> **PROBLEM**: Could you please return each line of the data that has the word "title"?

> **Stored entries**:
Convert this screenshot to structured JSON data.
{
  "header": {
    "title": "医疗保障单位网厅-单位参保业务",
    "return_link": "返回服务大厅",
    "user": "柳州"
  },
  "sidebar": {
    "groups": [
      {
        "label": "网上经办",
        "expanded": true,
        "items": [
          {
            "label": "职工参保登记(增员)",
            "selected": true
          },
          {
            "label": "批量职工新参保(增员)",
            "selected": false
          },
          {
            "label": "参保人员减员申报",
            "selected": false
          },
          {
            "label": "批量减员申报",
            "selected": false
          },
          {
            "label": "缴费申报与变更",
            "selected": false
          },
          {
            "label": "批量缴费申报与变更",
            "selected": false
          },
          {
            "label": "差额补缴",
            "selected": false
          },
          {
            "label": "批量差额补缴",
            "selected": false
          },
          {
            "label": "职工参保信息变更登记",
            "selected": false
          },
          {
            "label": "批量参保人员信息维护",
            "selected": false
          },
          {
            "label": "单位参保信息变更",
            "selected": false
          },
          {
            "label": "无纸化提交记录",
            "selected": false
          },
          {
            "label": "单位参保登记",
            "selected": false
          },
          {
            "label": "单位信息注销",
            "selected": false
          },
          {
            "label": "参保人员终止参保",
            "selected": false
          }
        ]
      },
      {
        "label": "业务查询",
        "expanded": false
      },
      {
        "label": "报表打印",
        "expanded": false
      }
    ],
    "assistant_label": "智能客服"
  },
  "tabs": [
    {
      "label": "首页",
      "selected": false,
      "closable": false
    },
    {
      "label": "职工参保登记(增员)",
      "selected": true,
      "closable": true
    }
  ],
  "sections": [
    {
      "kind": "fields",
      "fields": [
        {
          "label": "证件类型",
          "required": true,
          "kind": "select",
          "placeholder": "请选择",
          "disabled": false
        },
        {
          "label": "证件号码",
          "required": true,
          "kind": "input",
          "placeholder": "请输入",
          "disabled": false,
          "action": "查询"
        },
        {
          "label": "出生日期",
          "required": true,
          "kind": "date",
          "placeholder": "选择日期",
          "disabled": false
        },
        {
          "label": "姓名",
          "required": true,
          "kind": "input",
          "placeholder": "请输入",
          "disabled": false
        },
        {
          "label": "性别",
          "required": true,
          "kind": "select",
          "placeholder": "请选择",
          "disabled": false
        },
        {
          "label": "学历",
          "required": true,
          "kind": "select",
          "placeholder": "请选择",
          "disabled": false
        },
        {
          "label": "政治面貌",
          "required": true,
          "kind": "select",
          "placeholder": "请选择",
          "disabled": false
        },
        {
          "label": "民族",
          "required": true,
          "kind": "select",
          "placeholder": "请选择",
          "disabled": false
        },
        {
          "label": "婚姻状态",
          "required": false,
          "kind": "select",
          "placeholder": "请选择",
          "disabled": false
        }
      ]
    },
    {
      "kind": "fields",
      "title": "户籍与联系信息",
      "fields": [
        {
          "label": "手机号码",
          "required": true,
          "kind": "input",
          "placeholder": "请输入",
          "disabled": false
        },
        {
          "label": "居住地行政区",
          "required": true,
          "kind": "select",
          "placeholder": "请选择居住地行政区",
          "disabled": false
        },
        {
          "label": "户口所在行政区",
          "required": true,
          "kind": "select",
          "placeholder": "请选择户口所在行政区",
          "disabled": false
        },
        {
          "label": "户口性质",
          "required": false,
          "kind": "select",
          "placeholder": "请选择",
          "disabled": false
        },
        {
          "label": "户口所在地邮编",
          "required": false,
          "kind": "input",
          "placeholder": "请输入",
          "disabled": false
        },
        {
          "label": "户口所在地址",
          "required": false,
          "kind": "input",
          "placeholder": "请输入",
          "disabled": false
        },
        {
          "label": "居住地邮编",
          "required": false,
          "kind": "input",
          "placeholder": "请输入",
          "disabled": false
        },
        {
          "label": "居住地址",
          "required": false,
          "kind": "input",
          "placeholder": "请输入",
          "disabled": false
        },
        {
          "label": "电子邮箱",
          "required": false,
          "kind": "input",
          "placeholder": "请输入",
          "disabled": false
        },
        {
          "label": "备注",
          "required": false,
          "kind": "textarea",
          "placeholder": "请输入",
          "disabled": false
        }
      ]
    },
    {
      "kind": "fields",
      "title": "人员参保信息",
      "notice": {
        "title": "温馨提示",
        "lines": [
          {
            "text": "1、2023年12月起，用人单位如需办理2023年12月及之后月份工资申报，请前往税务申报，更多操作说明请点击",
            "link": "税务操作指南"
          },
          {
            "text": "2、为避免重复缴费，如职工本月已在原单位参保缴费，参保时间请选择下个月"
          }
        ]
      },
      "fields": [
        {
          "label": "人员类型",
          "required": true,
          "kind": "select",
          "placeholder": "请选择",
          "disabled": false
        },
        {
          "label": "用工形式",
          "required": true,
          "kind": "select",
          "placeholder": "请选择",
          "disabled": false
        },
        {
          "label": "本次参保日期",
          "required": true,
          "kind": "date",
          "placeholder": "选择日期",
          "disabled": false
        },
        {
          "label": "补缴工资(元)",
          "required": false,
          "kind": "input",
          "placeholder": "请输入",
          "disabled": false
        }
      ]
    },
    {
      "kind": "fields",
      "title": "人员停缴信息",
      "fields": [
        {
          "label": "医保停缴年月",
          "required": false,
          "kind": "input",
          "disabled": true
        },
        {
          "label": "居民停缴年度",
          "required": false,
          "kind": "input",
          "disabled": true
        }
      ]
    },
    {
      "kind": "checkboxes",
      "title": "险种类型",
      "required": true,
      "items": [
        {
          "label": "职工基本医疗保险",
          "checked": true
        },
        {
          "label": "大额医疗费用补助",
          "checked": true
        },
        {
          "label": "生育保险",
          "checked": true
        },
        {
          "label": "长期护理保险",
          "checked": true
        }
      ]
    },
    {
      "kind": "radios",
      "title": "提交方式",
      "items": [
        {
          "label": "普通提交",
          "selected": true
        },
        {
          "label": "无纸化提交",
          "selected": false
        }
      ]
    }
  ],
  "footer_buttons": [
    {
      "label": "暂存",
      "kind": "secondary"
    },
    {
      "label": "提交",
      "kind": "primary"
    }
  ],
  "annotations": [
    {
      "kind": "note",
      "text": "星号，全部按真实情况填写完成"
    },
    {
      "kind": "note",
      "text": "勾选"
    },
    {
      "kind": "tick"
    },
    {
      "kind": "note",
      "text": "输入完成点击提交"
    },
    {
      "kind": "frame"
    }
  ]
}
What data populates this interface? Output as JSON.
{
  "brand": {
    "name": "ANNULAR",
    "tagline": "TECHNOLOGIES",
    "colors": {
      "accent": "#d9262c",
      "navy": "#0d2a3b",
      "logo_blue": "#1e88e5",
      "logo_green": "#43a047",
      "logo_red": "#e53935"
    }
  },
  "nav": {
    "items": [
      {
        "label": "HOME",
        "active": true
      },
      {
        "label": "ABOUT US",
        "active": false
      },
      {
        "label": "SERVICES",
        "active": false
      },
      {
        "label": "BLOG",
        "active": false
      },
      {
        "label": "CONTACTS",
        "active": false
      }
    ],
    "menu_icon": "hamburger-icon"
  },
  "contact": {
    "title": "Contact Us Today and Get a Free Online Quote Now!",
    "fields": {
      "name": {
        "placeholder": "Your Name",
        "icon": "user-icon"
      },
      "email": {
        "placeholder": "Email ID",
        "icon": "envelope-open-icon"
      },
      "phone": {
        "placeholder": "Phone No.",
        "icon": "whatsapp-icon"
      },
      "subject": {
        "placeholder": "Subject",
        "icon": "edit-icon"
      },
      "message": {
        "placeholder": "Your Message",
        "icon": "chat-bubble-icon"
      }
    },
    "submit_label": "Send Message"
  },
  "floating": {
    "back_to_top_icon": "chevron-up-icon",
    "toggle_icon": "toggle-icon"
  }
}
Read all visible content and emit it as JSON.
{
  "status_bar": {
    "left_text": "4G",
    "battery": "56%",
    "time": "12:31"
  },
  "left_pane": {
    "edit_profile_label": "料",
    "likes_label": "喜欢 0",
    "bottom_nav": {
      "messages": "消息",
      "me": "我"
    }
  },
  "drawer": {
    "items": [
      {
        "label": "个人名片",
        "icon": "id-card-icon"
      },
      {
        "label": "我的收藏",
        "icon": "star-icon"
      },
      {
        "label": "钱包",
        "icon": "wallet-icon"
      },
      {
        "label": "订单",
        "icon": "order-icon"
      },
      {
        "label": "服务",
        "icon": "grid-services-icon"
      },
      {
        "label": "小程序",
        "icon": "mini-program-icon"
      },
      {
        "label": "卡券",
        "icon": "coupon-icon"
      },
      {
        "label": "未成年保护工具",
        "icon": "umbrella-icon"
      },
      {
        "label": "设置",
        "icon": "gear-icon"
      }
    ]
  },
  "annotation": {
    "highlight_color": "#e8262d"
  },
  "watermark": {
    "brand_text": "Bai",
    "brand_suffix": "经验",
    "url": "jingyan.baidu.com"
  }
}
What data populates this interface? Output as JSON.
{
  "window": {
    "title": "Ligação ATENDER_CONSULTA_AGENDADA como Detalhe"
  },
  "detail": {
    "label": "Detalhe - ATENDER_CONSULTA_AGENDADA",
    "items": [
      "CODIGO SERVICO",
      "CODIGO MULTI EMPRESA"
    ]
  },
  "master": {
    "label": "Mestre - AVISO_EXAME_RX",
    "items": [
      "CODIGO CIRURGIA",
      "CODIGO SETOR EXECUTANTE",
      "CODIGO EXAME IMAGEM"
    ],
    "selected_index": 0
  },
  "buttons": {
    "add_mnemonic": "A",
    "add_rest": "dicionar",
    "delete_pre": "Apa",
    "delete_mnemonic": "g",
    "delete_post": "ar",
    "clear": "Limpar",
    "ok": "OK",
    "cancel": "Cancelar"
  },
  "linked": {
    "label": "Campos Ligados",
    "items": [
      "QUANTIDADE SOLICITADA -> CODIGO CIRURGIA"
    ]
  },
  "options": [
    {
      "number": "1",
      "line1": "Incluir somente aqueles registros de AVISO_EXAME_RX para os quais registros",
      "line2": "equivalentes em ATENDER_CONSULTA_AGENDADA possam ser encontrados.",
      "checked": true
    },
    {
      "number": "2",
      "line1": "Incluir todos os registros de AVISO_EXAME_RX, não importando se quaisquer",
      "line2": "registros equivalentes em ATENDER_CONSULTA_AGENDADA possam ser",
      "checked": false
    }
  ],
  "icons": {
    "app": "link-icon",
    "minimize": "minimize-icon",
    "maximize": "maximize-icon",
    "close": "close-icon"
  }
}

> **WRITTEN RESPONSE**:
    "title": "医疗保障单位网厅-单位参保业务",
      "title": "户籍与联系信息",
      "title": "人员参保信息",
        "title": "温馨提示",
      "title": "人员停缴信息",
      "title": "险种类型",
      "title": "提交方式",
    "title": "Contact Us Today and Get a Free Online Quote Now!",
    "title": "Ligação ATENDER_CONSULTA_AGENDADA como Detalhe"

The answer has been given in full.